_WHAT YOU ARE ASKED TO DO_
If the records include pictures, omit them and set down everything else verbatim.

_DATA RECORDS_
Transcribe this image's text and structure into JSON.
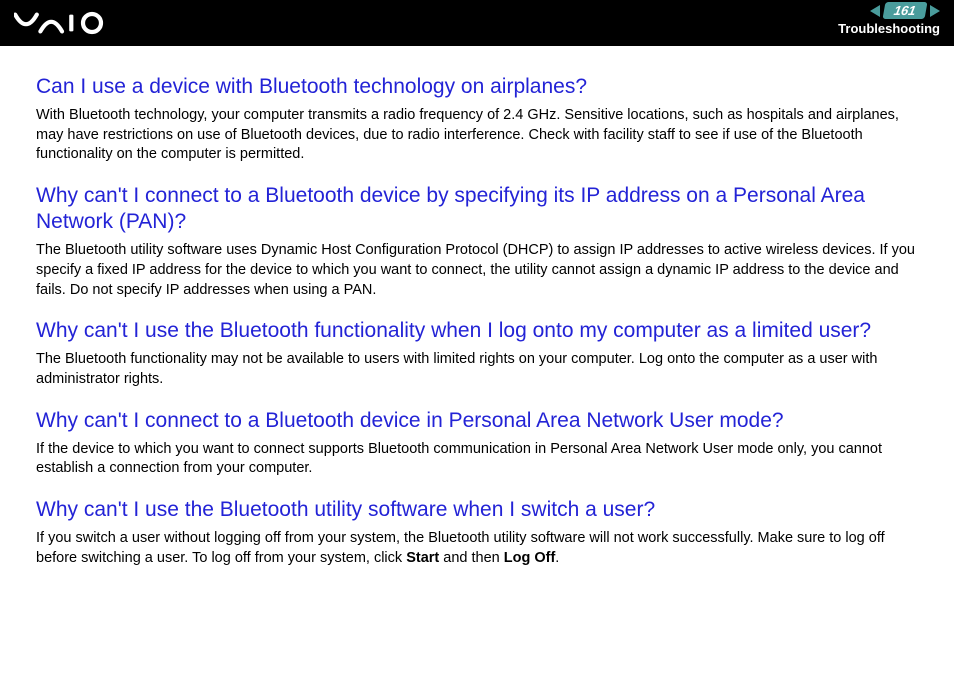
{
  "header": {
    "page_number": "161",
    "section": "Troubleshooting"
  },
  "faq": [
    {
      "q": "Can I use a device with Bluetooth technology on airplanes?",
      "a": "With Bluetooth technology, your computer transmits a radio frequency of 2.4 GHz. Sensitive locations, such as hospitals and airplanes, may have restrictions on use of Bluetooth devices, due to radio interference. Check with facility staff to see if use of the Bluetooth functionality on the computer is permitted."
    },
    {
      "q": "Why can't I connect to a Bluetooth device by specifying its IP address on a Personal Area Network (PAN)?",
      "a": "The Bluetooth utility software uses Dynamic Host Configuration Protocol (DHCP) to assign IP addresses to active wireless devices. If you specify a fixed IP address for the device to which you want to connect, the utility cannot assign a dynamic IP address to the device and fails. Do not specify IP addresses when using a PAN."
    },
    {
      "q": "Why can't I use the Bluetooth functionality when I log onto my computer as a limited user?",
      "a": "The Bluetooth functionality may not be available to users with limited rights on your computer. Log onto the computer as a user with administrator rights."
    },
    {
      "q": "Why can't I connect to a Bluetooth device in Personal Area Network User mode?",
      "a": "If the device to which you want to connect supports Bluetooth communication in Personal Area Network User mode only, you cannot establish a connection from your computer."
    },
    {
      "q": "Why can't I use the Bluetooth utility software when I switch a user?",
      "a_parts": {
        "pre": "If you switch a user without logging off from your system, the Bluetooth utility software will not work successfully. Make sure to log off before switching a user. To log off from your system, click ",
        "b1": "Start",
        "mid": " and then ",
        "b2": "Log Off",
        "post": "."
      }
    }
  ]
}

_RESULT FOR THIS EXERCISE_
Transcribe this image's text and structure into JSON.
{
  "header": {
    "page_number": "161",
    "section": "Troubleshooting"
  },
  "faq": [
    {
      "q": "Can I use a device with Bluetooth technology on airplanes?",
      "a": "With Bluetooth technology, your computer transmits a radio frequency of 2.4 GHz. Sensitive locations, such as hospitals and airplanes, may have restrictions on use of Bluetooth devices, due to radio interference. Check with facility staff to see if use of the Bluetooth functionality on the computer is permitted."
    },
    {
      "q": "Why can't I connect to a Bluetooth device by specifying its IP address on a Personal Area Network (PAN)?",
      "a": "The Bluetooth utility software uses Dynamic Host Configuration Protocol (DHCP) to assign IP addresses to active wireless devices. If you specify a fixed IP address for the device to which you want to connect, the utility cannot assign a dynamic IP address to the device and fails. Do not specify IP addresses when using a PAN."
    },
    {
      "q": "Why can't I use the Bluetooth functionality when I log onto my computer as a limited user?",
      "a": "The Bluetooth functionality may not be available to users with limited rights on your computer. Log onto the computer as a user with administrator rights."
    },
    {
      "q": "Why can't I connect to a Bluetooth device in Personal Area Network User mode?",
      "a": "If the device to which you want to connect supports Bluetooth communication in Personal Area Network User mode only, you cannot establish a connection from your computer."
    },
    {
      "q": "Why can't I use the Bluetooth utility software when I switch a user?",
      "a_parts": {
        "pre": "If you switch a user without logging off from your system, the Bluetooth utility software will not work successfully. Make sure to log off before switching a user. To log off from your system, click ",
        "b1": "Start",
        "mid": " and then ",
        "b2": "Log Off",
        "post": "."
      }
    }
  ]
}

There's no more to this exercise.